- PROBLEM DETAILS -
Each line of the data holding "JSON" should be found and copied.

- RECORD SET -
-*-*-

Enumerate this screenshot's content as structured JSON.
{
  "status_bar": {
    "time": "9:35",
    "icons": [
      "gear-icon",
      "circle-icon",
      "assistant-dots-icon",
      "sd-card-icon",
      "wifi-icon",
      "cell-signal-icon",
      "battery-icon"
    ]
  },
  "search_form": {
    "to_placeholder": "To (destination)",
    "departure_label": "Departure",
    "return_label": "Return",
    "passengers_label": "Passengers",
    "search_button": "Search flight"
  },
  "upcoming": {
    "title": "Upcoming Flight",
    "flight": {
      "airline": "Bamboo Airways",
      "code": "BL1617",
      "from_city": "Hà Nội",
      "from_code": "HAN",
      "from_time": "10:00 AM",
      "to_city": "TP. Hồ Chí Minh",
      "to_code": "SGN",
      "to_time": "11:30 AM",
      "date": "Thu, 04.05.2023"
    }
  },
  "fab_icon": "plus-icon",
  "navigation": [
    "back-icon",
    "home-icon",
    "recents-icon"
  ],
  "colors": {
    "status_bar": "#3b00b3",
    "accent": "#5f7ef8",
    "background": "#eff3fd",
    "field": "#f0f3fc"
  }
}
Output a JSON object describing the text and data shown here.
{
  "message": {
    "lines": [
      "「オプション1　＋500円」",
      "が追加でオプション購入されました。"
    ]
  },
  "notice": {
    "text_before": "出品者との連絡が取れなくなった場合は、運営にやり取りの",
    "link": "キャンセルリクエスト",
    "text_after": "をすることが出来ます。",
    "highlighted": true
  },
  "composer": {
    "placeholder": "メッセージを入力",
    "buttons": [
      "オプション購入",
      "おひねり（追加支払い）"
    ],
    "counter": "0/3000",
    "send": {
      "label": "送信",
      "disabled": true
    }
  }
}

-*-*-

- RESPONSE TO THIS TASK -
Enumerate this screenshot's content as structured JSON.
Output a JSON object describing the text and data shown here.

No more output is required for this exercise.